Sir Jack's dream of turning Molineux into one of the best stadiums in Europe, which he has done, and building a team to match, which the three managers he has employed have not, is becoming a recurring cause of sleepless nights. Even before the new season began, the latest manager, Mark McGhee, was admitting that the president's patience was not limitless and neither was his generosity. Somewhat riskily, McGhee suggested that Sir Jack was becoming "cynical". Anyone who has the confidence to plunge so much money into what looks dangerously like becoming a monument to over-ambition, personal infatuation and an example of new money not making up for old playing standards is surely not cynical. Daft, perhaps.

McGhee reckons he often gets misrepresented. What he actually meant was that Sir Jack had looked at Barnsley's achievement in reaching the Premiership with a ground that has one foot in the past and was aware that team spirit and understanding was not something money could buy. That was up to the manager. So all Wolves spent this summer was pounds 750,000 on Steve Sedgley from Ipswich and Mixu Paatelainen from Bolton while selling players for just over pounds 1m, including Iwan Roberts to Norwich City whom Wolves beat in their first game of the season. That result, added to an away Coca- Cola Cup win over Queen's Park Rangers, gave them a hopeful start that stuttered last weekend when Sheffield United drew at Molineux.

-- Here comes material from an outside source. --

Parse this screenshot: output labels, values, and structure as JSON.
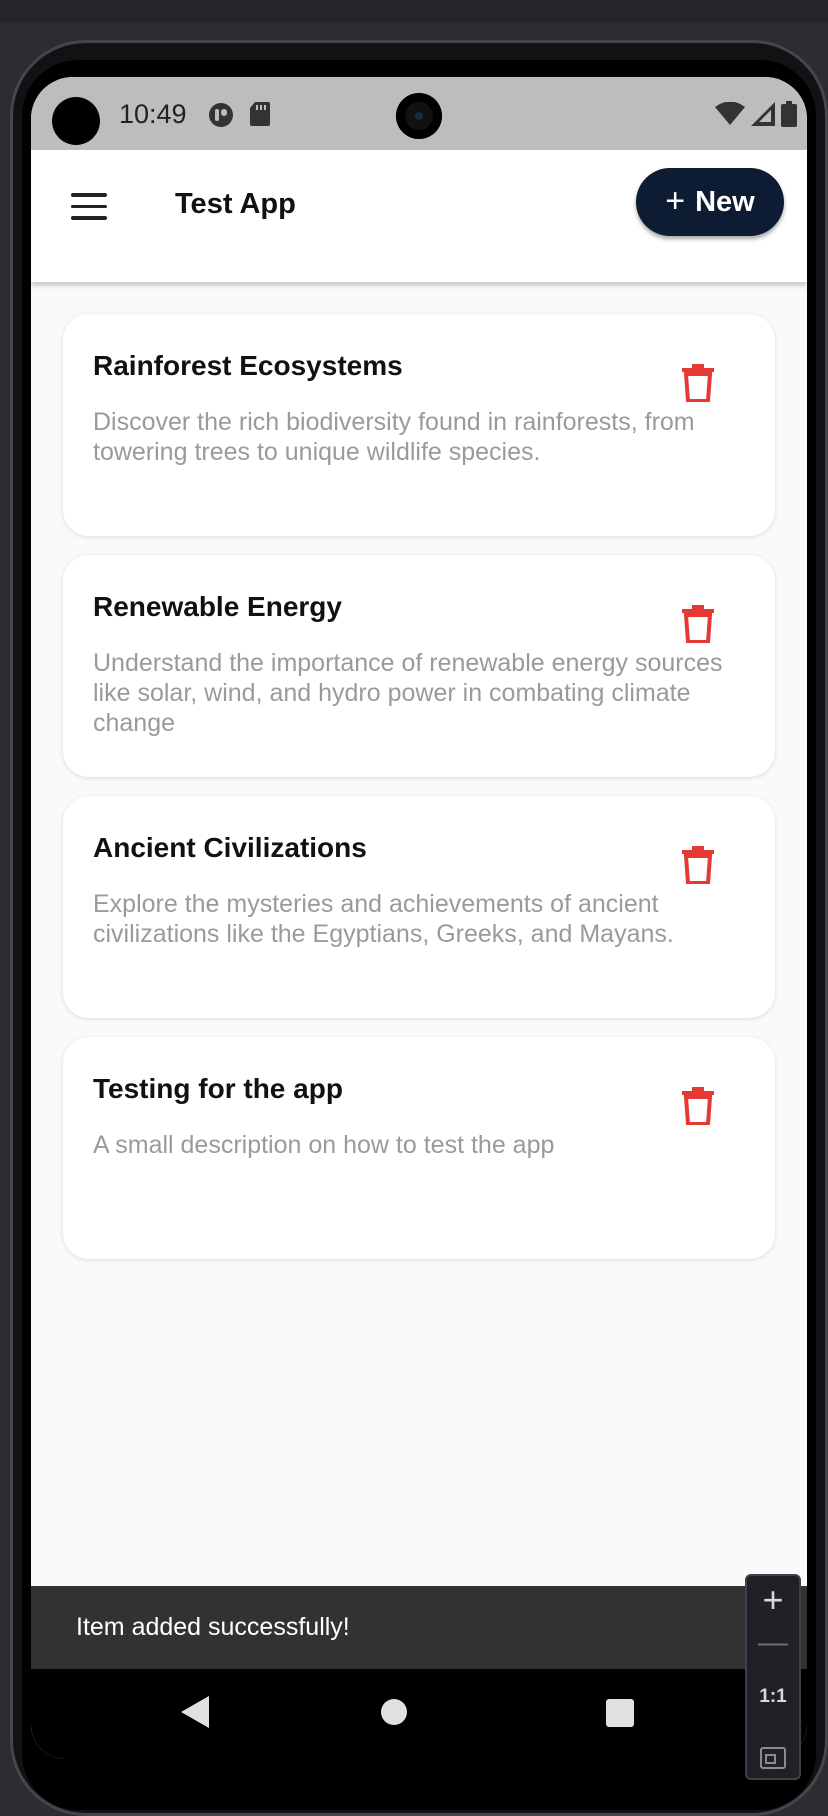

McGhee's own hopes are realistic, too realistic for a lot of the fans. His mission is to finish this season with a squad in good shape, ready to get into the Premiership and stay there. McGhee needs a successful season as much for his own future as for that of Wolves. His career moves from Reading and Leicester have been interpreted as mercenary, an accusation he says is "unfounded" but one which will stick.

The Wolves fans are not concerned about his future, only that of the club. Charles Ross, editor of the fanzine A Load of Bull, is moderately confident that promotion will come. "The competition this season will be tougher than for three or four years - the teams that have come down are bigger and have more resources and Middlesbrough can't afford not to go up. For us to reach the play-offs again would not be failure but we've been there three times and failed three times."

Time, Ross believes, is running out for Sir Jack and for the ever-loyal Steve Bull who has played over 500 games for the club. "A little impatience on behalf of both of them is understandable," Ross said. "Bull scored 23 goals last season but the legs could go this week or in three years time. If he's going to have his last hurrah in the Premiership it has to be next season. He's the last playing link with our fourth division days. If he had taken a free transfer and gone somewhere else for the money, not one Wolves supporter would have held it against him."

As for this season, Ross says: "McGhee no longer has lots of money to spend. Our big chances came from summer 1993 to last season because the money for transfers was high. McGhee waltzed through pounds 5m in his first eight months after Graham Taylor had spent the same. We can no longer compete financially with our main promotion rivals, which is a complete reversal of the past five or six years." However, he added: "Perhaps that may not be a bad thing. It may make the buggers that are there, think they had better get on with it - rather than rely on Jack's chequebook."